Professor S D M Brown
MRC Mammalian Genetics Unit
Huntington's disease|Motor neurone diseases

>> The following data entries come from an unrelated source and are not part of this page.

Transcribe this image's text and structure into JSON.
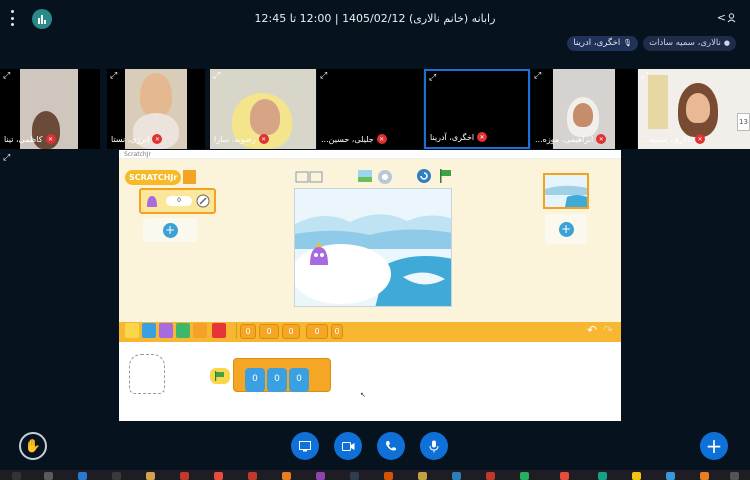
{
  "header": {
    "title": "رابانه (خانم نالاری) 1405/02/12 | 12:00 تا 12:45",
    "user_toggle": "<"
  },
  "presenters": [
    {
      "label": "نالاری، سمیه سادات",
      "icon": "person-icon"
    },
    {
      "label": "اخگری، ادرینا",
      "icon": "mic-icon"
    }
  ],
  "videos": [
    {
      "name": "کاظمی، تینا"
    },
    {
      "name": "انرژی، نستا"
    },
    {
      "name": "رضویه، سارا"
    },
    {
      "name": "جلیلی، حسین..."
    },
    {
      "name": "اخگری، آدرینا"
    },
    {
      "name": "ابراهیمی، موزه..."
    },
    {
      "name": "نالاری، سمیه..."
    }
  ],
  "extra_label": "13",
  "scratch": {
    "header_text": "ScratchJr",
    "logo_text": "SCRATCHJr",
    "sprite_value": "0",
    "palette_symbols": [
      "0",
      "0",
      "0",
      "0",
      "0"
    ],
    "script_labels": [
      "0",
      "0",
      "0"
    ]
  },
  "colors": {
    "accent": "#0f70d7",
    "mute": "#e03131",
    "palette": "#f8b731"
  }
}
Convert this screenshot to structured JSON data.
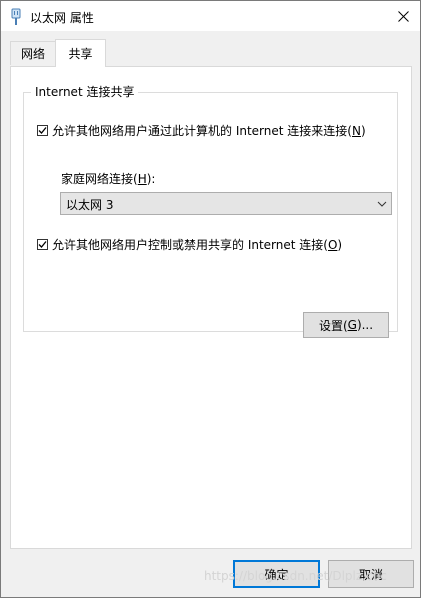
{
  "window": {
    "title": "以太网 属性",
    "icon": "network-adapter-icon"
  },
  "tabs": [
    {
      "label": "网络",
      "active": false
    },
    {
      "label": "共享",
      "active": true
    }
  ],
  "group": {
    "legend": "Internet 连接共享",
    "allow_share": {
      "checked": true,
      "label_before": "允许其他网络用户通过此计算机的 Internet 连接来连接(",
      "access_key": "N",
      "label_after": ")"
    },
    "home_network": {
      "label_before": "家庭网络连接(",
      "access_key": "H",
      "label_after": "):",
      "selected": "以太网 3"
    },
    "allow_control": {
      "checked": true,
      "label_before": "允许其他网络用户控制或禁用共享的 Internet 连接(",
      "access_key": "O",
      "label_after": ")"
    },
    "settings_button": {
      "label_before": "设置(",
      "access_key": "G",
      "label_after": ")..."
    }
  },
  "footer": {
    "ok_label": "确定",
    "cancel_label": "取消"
  },
  "watermark": "https://blog.csdn.net/Dlplz.cbc"
}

Our major aim is to identify and elaborate new genetic pathways involved in neurodegeneration using disease mouse models. In particular, we focus our work on two major neurodegenerative disorders: Huntingtons disease (HD) and amyotrophic lateral sclerosis (ALS). Despite intense research focus on HD and ALS, they both remain incurable, and the only available treatment licensed for ALS, Riluzole, has limited therapeutic benefits. Although both disorders are very different in their genetics, they are both fatal and exemplify the need for a deeper understanding of disease pathogenesis as the base on which to build the search for therapeutic intervention. Mouse models are critical in our current understanding of disease processes, including neurodegeneration. The focus of our programme is to elaborate on disease pathogenesis by studying neurodegeneration mouse models. We work with both established neurodegeneration mouse models as well as generating our own new mouse models, making them immediately available to the research community. We uncover new genes and mechanisms leading to neurodegeneration by means of two major methodologies: First, the generation of new disease mouse models carrying point mutations in known neurodegenerative causative genes, their behavioural characterisation and the subsequent elucidation of the molecular mechanisms leading to disease. We are currently focussing on ALS genes using this approach, and have uncovered new ALS mouse models carrying point mutations in Sod1 and Tardbp (the gene encoding TDP43). Second, the identification of new genes involved in neurodegeneration by means of ENU mutagenesis forward genetics screening. The screening pipelines used include modifier screens over well established disease mouse models (both HD and ALS models) as well as the identification of new neurodegenerative genes through the Harwell ENU ageing screen pipeline. Our genetic work is set in the context of our key links into other leading UK laboratories bringing genetic, biochemical and cell biological studies to bear. The new mouse models provided, together with the new disease pathways identified would be valuable tools in the further elucidation of neurodegeneration pathophysiology by us and others.